/---

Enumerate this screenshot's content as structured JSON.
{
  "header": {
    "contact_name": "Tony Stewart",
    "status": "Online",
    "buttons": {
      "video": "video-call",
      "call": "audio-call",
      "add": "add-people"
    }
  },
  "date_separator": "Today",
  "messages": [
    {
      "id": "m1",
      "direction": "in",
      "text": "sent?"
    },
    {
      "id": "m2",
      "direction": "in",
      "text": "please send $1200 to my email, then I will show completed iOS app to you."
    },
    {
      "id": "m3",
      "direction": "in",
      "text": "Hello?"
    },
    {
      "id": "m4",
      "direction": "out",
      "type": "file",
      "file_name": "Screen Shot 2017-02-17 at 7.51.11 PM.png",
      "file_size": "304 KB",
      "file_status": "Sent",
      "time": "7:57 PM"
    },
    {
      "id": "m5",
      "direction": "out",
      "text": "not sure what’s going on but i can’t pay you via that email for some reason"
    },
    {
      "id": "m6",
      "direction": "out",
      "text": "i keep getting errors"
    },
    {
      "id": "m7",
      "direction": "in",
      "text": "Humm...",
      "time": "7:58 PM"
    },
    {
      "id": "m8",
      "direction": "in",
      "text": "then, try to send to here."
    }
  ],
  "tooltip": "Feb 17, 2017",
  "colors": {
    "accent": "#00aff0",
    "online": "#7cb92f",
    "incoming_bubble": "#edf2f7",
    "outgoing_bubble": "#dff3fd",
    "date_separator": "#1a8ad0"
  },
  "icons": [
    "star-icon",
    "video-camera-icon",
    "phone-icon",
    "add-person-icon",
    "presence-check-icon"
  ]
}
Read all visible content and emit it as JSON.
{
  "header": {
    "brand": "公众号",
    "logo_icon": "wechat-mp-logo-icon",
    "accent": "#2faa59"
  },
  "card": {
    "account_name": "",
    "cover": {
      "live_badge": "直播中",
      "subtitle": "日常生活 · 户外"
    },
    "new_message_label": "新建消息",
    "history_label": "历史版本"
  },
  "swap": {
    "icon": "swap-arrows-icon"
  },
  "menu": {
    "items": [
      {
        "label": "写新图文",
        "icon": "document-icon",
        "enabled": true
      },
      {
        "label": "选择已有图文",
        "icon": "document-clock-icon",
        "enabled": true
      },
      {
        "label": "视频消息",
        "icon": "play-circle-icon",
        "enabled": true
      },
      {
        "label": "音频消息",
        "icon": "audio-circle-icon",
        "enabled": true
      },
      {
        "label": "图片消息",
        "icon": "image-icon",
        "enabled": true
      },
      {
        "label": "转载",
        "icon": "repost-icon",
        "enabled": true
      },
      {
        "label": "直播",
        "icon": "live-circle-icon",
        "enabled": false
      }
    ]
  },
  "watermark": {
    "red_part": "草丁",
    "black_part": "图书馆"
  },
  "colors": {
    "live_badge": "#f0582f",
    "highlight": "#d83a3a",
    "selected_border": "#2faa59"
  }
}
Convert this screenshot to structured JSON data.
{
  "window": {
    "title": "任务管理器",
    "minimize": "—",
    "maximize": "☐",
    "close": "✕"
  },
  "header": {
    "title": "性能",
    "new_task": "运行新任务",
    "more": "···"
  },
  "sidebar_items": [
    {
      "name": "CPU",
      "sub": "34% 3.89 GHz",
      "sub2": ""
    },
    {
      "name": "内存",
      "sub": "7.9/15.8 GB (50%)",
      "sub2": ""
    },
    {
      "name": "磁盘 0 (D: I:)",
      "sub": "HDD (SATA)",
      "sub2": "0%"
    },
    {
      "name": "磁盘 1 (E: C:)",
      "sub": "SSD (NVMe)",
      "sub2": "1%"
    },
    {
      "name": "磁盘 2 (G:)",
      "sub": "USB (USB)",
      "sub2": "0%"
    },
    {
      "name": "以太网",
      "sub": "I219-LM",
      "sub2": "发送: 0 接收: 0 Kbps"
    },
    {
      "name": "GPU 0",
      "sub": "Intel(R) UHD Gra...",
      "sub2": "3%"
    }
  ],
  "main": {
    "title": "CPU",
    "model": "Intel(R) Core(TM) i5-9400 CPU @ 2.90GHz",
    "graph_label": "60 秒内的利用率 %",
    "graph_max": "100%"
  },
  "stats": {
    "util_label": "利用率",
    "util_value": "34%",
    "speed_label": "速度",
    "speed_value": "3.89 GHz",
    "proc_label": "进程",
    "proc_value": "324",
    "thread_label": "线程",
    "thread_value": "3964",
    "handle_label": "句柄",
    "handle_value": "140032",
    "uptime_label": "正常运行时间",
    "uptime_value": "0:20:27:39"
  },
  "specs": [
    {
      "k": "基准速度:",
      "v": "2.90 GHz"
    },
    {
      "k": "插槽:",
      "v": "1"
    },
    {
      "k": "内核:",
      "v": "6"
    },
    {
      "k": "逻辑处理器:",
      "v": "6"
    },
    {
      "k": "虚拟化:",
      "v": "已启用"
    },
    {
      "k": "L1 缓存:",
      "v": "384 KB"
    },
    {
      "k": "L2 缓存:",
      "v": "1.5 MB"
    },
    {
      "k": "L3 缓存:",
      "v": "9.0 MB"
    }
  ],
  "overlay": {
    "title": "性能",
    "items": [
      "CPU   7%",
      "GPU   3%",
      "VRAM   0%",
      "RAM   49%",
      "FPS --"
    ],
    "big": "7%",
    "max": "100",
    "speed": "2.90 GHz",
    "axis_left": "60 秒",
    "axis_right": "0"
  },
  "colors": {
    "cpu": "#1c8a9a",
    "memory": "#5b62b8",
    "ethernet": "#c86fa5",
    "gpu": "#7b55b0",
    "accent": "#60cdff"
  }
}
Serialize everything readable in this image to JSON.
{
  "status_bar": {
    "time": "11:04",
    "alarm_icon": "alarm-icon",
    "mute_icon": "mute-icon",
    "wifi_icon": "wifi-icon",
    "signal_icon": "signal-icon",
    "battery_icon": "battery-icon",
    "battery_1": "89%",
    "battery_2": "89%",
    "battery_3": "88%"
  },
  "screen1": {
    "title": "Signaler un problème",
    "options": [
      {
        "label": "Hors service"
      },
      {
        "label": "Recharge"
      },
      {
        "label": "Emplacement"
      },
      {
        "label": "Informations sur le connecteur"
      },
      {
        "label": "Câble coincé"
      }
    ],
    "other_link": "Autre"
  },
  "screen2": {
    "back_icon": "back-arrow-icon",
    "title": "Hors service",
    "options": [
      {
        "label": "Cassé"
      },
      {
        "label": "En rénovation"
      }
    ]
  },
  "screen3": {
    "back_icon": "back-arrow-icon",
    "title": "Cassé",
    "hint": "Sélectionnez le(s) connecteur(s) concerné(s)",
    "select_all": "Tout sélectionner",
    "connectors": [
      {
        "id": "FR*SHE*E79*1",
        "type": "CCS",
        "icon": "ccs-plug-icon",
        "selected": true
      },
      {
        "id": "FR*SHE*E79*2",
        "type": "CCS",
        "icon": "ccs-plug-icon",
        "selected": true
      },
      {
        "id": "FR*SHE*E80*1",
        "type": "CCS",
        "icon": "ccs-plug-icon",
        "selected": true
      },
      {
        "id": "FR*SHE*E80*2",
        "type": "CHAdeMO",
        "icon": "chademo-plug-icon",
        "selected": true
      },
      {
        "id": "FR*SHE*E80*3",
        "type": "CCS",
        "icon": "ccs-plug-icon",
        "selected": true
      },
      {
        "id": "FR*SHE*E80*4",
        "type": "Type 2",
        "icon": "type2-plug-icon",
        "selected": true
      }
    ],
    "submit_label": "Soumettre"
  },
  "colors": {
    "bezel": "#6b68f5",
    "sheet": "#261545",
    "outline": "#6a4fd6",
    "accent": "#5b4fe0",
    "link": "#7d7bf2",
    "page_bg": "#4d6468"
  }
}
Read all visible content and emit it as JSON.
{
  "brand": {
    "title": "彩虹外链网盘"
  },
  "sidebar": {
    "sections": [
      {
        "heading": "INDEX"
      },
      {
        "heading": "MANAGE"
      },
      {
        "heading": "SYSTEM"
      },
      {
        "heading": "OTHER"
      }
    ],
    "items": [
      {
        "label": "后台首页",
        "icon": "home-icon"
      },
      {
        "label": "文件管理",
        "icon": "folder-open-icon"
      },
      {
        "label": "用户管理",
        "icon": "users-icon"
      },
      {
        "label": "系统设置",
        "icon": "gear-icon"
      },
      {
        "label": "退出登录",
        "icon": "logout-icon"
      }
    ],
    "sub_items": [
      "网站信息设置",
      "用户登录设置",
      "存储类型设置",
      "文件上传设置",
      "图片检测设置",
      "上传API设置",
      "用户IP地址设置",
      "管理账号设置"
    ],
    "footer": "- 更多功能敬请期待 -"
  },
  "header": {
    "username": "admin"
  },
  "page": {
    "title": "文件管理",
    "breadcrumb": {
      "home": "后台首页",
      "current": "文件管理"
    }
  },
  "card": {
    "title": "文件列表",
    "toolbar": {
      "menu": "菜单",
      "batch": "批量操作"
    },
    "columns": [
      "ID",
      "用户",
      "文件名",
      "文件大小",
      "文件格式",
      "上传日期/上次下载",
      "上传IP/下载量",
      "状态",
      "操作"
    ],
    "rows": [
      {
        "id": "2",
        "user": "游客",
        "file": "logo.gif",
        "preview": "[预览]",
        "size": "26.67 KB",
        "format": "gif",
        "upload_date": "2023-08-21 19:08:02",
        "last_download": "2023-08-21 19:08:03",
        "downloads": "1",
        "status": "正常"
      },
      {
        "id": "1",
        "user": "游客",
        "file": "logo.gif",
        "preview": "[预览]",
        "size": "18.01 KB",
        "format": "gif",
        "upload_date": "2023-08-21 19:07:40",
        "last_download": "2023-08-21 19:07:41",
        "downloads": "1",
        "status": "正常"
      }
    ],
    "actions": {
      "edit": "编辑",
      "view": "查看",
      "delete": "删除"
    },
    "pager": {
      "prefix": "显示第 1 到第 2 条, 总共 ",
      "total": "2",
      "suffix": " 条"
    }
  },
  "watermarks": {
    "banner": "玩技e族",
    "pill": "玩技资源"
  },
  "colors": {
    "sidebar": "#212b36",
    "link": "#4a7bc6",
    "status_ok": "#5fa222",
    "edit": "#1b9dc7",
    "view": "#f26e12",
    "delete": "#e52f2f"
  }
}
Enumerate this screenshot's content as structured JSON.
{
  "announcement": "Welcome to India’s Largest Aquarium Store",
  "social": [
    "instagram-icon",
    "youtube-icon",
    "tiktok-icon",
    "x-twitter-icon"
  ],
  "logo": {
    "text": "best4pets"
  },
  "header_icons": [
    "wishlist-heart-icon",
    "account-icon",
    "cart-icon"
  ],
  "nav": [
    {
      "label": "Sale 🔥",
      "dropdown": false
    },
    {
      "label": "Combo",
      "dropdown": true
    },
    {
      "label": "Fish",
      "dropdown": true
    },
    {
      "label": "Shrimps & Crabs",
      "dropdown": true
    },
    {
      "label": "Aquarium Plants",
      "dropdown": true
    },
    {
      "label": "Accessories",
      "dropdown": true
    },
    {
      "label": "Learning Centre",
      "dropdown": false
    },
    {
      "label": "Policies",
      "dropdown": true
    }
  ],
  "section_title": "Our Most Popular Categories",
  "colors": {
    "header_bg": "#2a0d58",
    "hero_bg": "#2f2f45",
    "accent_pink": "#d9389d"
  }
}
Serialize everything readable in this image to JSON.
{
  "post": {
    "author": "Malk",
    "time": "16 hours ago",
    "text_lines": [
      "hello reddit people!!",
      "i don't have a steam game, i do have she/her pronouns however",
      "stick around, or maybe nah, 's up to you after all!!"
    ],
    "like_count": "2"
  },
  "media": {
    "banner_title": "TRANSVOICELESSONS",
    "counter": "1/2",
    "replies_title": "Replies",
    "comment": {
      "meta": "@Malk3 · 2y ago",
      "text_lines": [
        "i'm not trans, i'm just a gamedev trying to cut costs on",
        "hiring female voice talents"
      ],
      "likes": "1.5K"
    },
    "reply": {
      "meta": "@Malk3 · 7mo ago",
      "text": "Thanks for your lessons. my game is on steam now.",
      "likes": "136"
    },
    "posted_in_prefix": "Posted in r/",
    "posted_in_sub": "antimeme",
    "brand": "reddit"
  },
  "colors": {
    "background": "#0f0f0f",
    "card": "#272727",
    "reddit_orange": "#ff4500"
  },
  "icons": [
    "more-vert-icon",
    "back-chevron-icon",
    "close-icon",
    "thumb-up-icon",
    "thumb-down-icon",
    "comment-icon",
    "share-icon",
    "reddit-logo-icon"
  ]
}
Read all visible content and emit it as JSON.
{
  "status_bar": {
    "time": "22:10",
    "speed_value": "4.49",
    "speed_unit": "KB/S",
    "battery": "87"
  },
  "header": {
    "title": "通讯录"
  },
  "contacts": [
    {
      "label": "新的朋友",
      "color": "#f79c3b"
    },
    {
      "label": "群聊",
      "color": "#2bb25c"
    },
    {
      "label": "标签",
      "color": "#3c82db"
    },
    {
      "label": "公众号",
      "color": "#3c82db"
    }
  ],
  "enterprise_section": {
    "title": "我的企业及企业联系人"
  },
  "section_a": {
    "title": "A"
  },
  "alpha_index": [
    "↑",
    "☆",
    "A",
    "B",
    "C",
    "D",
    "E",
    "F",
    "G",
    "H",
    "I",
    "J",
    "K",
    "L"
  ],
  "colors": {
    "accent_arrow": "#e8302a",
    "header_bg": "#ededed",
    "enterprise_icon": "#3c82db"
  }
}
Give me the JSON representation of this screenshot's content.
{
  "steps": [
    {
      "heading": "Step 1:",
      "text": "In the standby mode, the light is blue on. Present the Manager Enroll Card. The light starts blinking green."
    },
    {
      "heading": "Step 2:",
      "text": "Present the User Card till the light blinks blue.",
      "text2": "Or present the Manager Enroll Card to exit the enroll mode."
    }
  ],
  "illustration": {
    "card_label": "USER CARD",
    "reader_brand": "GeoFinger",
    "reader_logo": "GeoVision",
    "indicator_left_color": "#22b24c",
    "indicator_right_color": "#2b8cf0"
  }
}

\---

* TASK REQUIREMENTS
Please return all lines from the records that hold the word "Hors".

* ANSWER BOX
        "label": "Hors service"
    "title": "Hors service",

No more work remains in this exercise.